### EXERCISE GOAL
Set down all of the records below exactly, please, omitting the images.

── WORKING DATA

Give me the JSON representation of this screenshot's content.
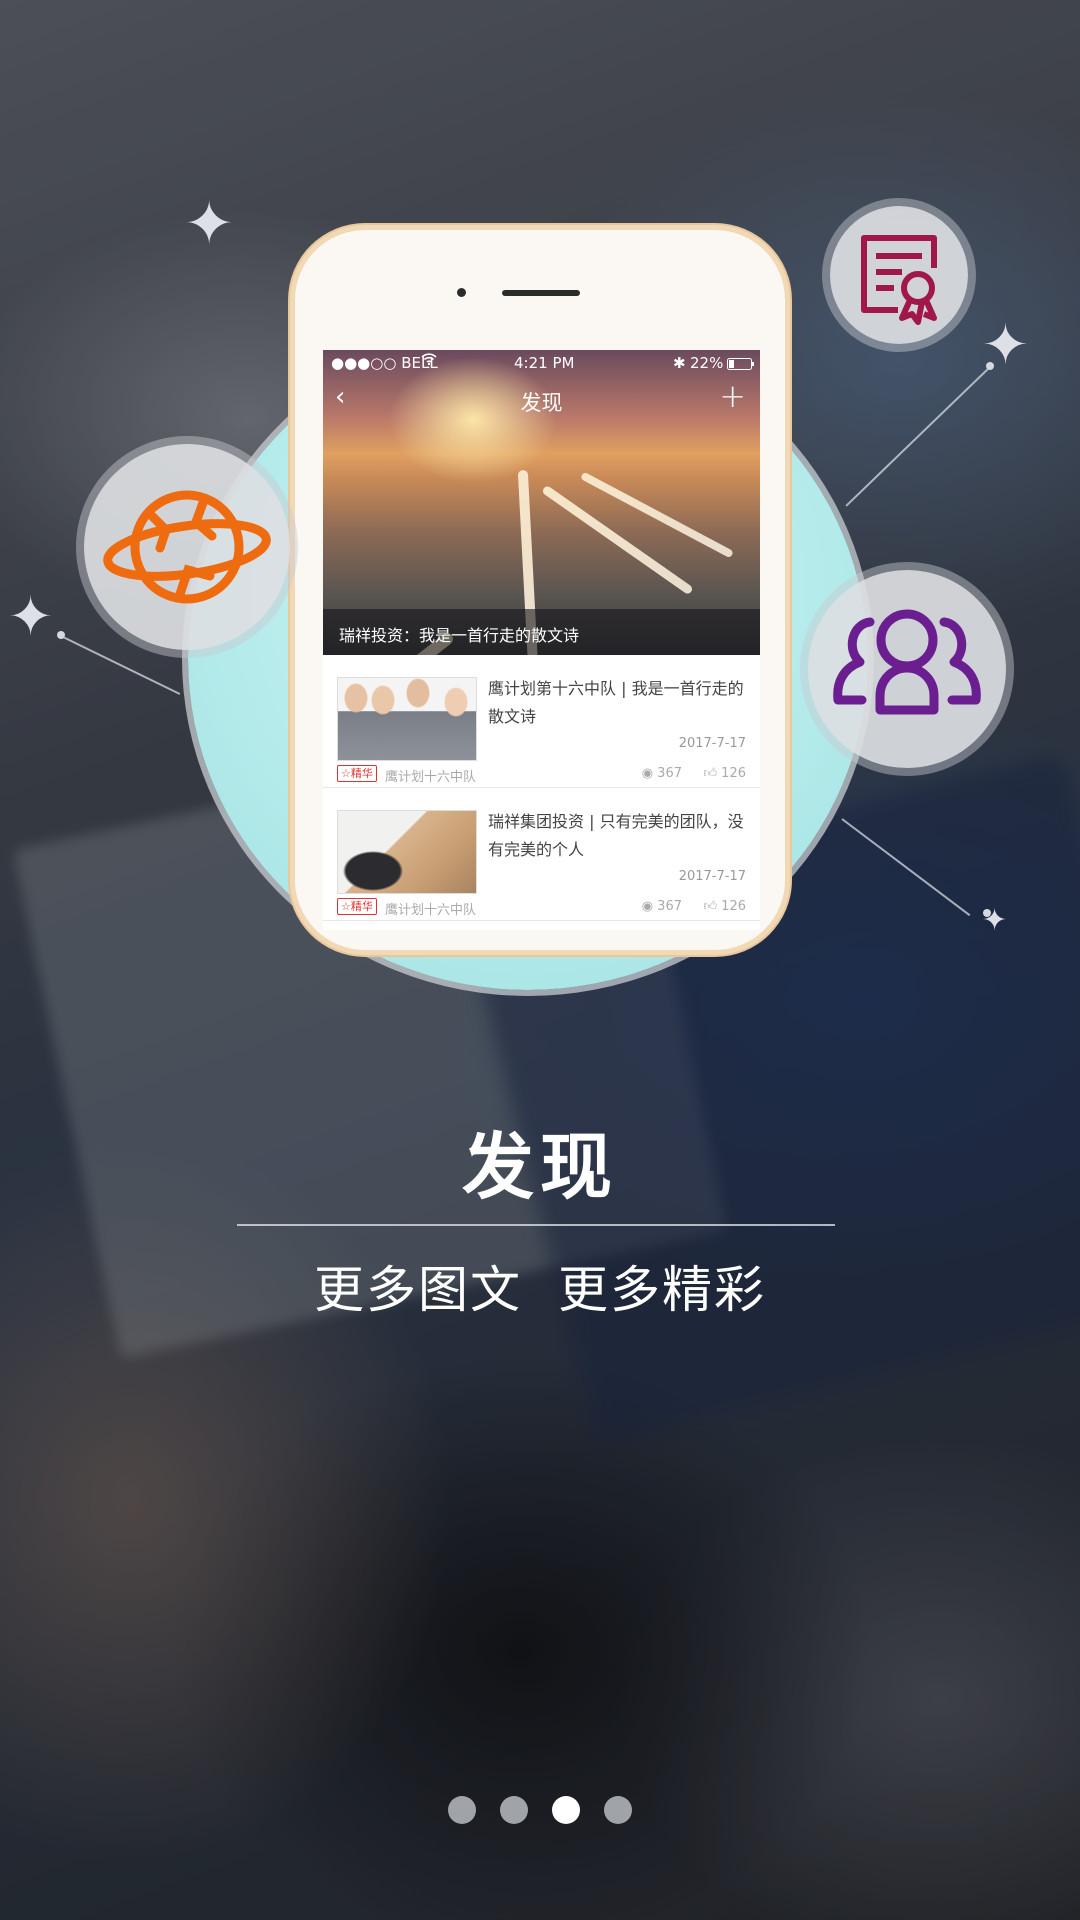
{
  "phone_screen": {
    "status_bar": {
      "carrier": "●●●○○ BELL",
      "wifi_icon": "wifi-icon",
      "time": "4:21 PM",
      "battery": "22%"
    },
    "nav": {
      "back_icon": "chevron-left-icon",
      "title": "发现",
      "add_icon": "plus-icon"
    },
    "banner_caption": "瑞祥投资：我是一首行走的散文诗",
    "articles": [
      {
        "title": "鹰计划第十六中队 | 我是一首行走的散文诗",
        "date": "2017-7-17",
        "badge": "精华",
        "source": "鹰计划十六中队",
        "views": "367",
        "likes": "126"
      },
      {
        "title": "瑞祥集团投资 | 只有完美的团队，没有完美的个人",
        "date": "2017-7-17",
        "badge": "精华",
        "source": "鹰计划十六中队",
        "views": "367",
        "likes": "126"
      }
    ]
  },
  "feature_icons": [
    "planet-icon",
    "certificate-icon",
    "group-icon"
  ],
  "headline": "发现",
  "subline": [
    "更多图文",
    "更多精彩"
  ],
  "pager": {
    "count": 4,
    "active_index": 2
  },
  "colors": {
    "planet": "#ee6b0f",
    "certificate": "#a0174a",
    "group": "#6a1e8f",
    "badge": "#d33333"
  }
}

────

### SOLUTION
Give me the JSON representation of this screenshot's content.
{
  "phone_screen": {
    "status_bar": {
      "carrier": "●●●○○ BELL",
      "wifi_icon": "wifi-icon",
      "time": "4:21 PM",
      "battery": "22%"
    },
    "nav": {
      "back_icon": "chevron-left-icon",
      "title": "发现",
      "add_icon": "plus-icon"
    },
    "banner_caption": "瑞祥投资：我是一首行走的散文诗",
    "articles": [
      {
        "title": "鹰计划第十六中队 | 我是一首行走的散文诗",
        "date": "2017-7-17",
        "badge": "精华",
        "source": "鹰计划十六中队",
        "views": "367",
        "likes": "126"
      },
      {
        "title": "瑞祥集团投资 | 只有完美的团队，没有完美的个人",
        "date": "2017-7-17",
        "badge": "精华",
        "source": "鹰计划十六中队",
        "views": "367",
        "likes": "126"
      }
    ]
  },
  "feature_icons": [
    "planet-icon",
    "certificate-icon",
    "group-icon"
  ],
  "headline": "发现",
  "subline": [
    "更多图文",
    "更多精彩"
  ],
  "pager": {
    "count": 4,
    "active_index": 2
  },
  "colors": {
    "planet": "#ee6b0f",
    "certificate": "#a0174a",
    "group": "#6a1e8f",
    "badge": "#d33333"
  }
}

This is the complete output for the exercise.